BEGIN

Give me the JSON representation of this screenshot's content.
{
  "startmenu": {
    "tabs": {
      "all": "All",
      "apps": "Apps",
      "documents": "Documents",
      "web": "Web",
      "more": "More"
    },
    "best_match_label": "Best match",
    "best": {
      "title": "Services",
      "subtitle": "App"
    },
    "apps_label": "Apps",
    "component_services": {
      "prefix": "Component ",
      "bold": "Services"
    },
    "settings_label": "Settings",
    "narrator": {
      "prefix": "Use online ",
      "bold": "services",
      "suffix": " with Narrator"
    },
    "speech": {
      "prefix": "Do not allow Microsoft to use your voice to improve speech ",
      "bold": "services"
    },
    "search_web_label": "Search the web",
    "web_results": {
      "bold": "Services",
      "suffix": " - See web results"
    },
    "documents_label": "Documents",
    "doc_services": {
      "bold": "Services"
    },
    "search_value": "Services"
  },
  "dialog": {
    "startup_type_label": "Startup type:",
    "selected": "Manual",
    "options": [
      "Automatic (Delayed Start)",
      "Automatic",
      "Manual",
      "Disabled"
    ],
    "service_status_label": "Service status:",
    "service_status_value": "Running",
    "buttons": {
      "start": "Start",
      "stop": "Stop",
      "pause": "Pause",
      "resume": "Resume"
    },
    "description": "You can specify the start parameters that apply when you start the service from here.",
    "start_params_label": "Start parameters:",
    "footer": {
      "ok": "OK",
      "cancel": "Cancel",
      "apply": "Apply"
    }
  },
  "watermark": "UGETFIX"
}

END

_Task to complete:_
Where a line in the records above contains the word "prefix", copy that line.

_Answer box:_
      "prefix": "Component ",
      "prefix": "Use online ",
      "prefix": "Do not allow Microsoft to use your voice to improve speech ",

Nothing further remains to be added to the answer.